• Floodwalls buried in the landscape that create a line of ridges along this waterfront, permanently protecting Lower Manhattan from coastal storms and creating new open spaces with expansive views of the harbor
• Resilient stormwater infrastructure, including a new pump station along with green infrastructure
• Resilient ferry terminals for Staten Island, Governors Island, and NYC Ferries, among other operators
• Universally accessible entrances and pathways, designed to ensure people of all ages and abilities can get to and move around the waterfront
• New public open spaces with playgrounds, plazas, lawns, seating, and cafes
• Coves that promote habitat restoration and provide opportunities to learn about the ecology of the East River
• Resilient piers for docking historic ships, bolstering the historic character of South Street Seaport
The City has worked closely with the community to shape this plan. Through numerous public meetings and workshops, an online engagement portal, youth outreach with local schools, and other creative forms of engagement, the City incorporated feedback at every step along the way. To maximize outside input, the City also formed the Climate Coalition for Lower Manhattan, a group of local and citywide stakeholders chaired by Elizabeth Yee, Executive Vice President and Chief of Staff at The Rockefeller Foundation, and Tammy Meltzer, Chairperson of Manhattan Community Board 1.
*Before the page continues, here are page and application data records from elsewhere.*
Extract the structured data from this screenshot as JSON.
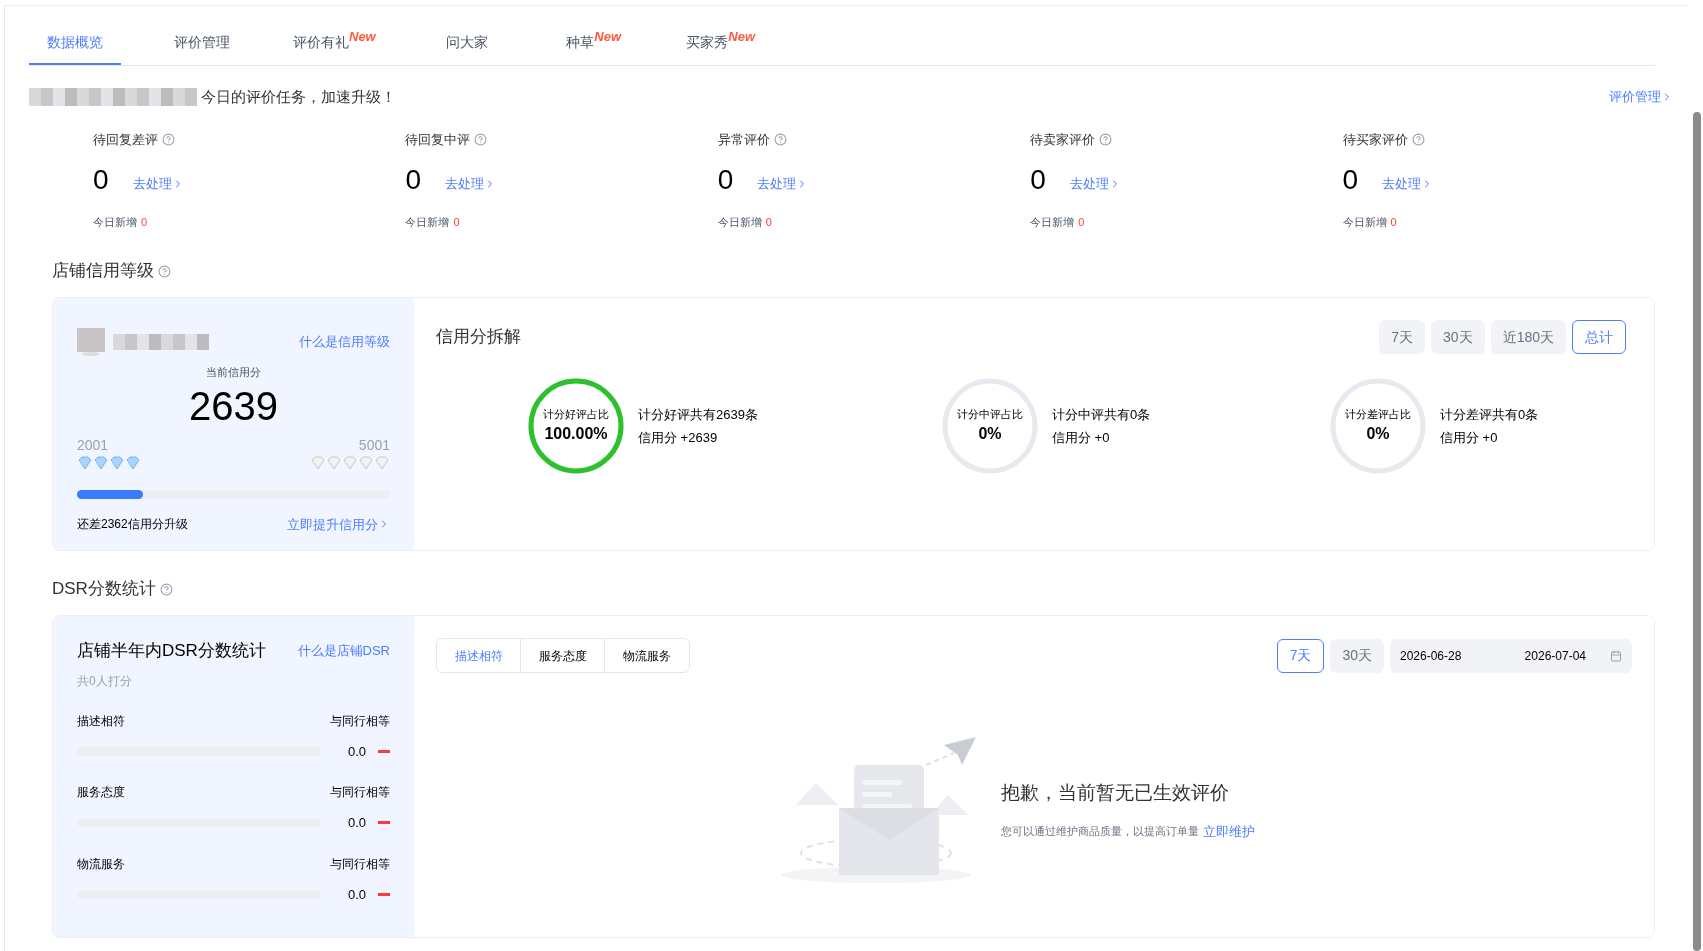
{
  "tabs": [
    {
      "label": "数据概览",
      "selected": true
    },
    {
      "label": "评价管理",
      "selected": false
    },
    {
      "label": "评价有礼",
      "badge": "New",
      "selected": false
    },
    {
      "label": "问大家",
      "selected": false
    },
    {
      "label": "种草",
      "badge": "New",
      "selected": false
    },
    {
      "label": "买家秀",
      "badge": "New",
      "selected": false
    }
  ],
  "banner": {
    "text": "今日的评价任务，加速升级！",
    "link": "评价管理"
  },
  "metrics": [
    {
      "title": "待回复差评",
      "value": "0",
      "action": "去处理",
      "today_label": "今日新增",
      "today_value": "0"
    },
    {
      "title": "待回复中评",
      "value": "0",
      "action": "去处理",
      "today_label": "今日新增",
      "today_value": "0"
    },
    {
      "title": "异常评价",
      "value": "0",
      "action": "去处理",
      "today_label": "今日新增",
      "today_value": "0"
    },
    {
      "title": "待卖家评价",
      "value": "0",
      "action": "去处理",
      "today_label": "今日新增",
      "today_value": "0"
    },
    {
      "title": "待买家评价",
      "value": "0",
      "action": "去处理",
      "today_label": "今日新增",
      "today_value": "0"
    }
  ],
  "credit": {
    "section_title": "店铺信用等级",
    "help_link": "什么是信用等级",
    "score_label": "当前信用分",
    "score": "2639",
    "range_min": "2001",
    "range_max": "5001",
    "level": 0.21,
    "gap_text": "还差2362信用分升级",
    "upgrade_link": "立即提升信用分"
  },
  "breakdown": {
    "title": "信用分拆解",
    "periods": [
      {
        "label": "7天",
        "selected": false
      },
      {
        "label": "30天",
        "selected": false
      },
      {
        "label": "近180天",
        "selected": false
      },
      {
        "label": "总计",
        "selected": true
      }
    ],
    "items": [
      {
        "ring_label": "计分好评占比",
        "percent": "100.00%",
        "count_text": "计分好评共有2639条",
        "score_text": "信用分 +2639"
      },
      {
        "ring_label": "计分中评占比",
        "percent": "0%",
        "count_text": "计分中评共有0条",
        "score_text": "信用分 +0"
      },
      {
        "ring_label": "计分差评占比",
        "percent": "0%",
        "count_text": "计分差评共有0条",
        "score_text": "信用分 +0"
      }
    ]
  },
  "dsr": {
    "section_title": "DSR分数统计",
    "card_title": "店铺半年内DSR分数统计",
    "help_link": "什么是店铺DSR",
    "raters": "共0人打分",
    "rows": [
      {
        "label": "描述相符",
        "compare": "与同行相等",
        "value": "0.0"
      },
      {
        "label": "服务态度",
        "compare": "与同行相等",
        "value": "0.0"
      },
      {
        "label": "物流服务",
        "compare": "与同行相等",
        "value": "0.0"
      }
    ],
    "tabs": [
      {
        "label": "描述相符",
        "selected": true
      },
      {
        "label": "服务态度",
        "selected": false
      },
      {
        "label": "物流服务",
        "selected": false
      }
    ],
    "periods": [
      {
        "label": "7天",
        "selected": true
      },
      {
        "label": "30天",
        "selected": false
      }
    ],
    "date_start": "2026-06-28",
    "date_end": "2026-07-04",
    "empty_title": "抱歉，当前暂无已生效评价",
    "empty_text": "您可以通过维护商品质量，以提高订单量",
    "empty_link": "立即维护"
  }
}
“NYCEDC and MOCR have envisioned a 21st-Century resilient waterfront that stands to be a model for other major cities,” said NYCEDC President and CEO Rachel Loeb. “We’ve done years of work, and we have the innovation. There’s no doubt climate change is here. Sea levels are rising, and stronger, more devastating storms will only continue, which is why we must protect our coastline and safeguard our vulnerable historic Seaport area and Financial District. If we do not take action now residents, businesses, and critical infrastructure are put in jeopardy. We must rely on strong partnerships at all levels of government to help implement this plan.”
“The FiDi & Seaport Climate Resilience Master Plan provides the vision and blueprint for a resilient waterfront that can withstand the impacts of future coastal storms and sea level rise,” said Jainey Bavishi, Director of the Mayor’s Office of Climate Resiliency. ”The Master Plan is a product of years of collaboration between MOCR, NYCEDC, numerous City agencies, elected officials, technical experts and most importantly, community members. We must get to the work of implementation without delay.”
"New York City’s future depends on us planning for the effects of coastal storms and sea level rise in vulnerable places,” said NYC Parks Commissioner Gabrielle Fialkoff. “This new master plan outlines a vision for transforming the shoreline in the Financial District and Seaport that prioritizes the need for public access and climate planning along Lower Manhattan's waterfront.”
Next year, the City will move forward with the next phase of design and engineering needed to apply for federal funding and obtain required permits from state and federal regulatory agencies. With funding and prioritization by the regulatory agencies, comprehensive flood protection could be in place by 2035. In October, Mayor de Blasio announced $110 million in City funding for Seaport Coastal Resilience, a new project to protect South Street Seaport—the lowest lying and most vulnerable part of the master plan study area.
The master plan was led by NYCEDC and MOCR in partnership with a host of City agencies. Technical and design support was provided by an interdisciplinary consulting team led by the Dutch engineering firm Arcadis.
The Financial District and Seaport Climate Resilience Master Plan is part of the larger Lower Manhattan Coastal Resiliency (LMCR) strategy, backed by over $900 million in City investments to protect Lower Manhattan from flooding. This includes active capital projects in Battery Park City, The Battery, and the Two Bridges neighborhood north of the Brooklyn Bridge.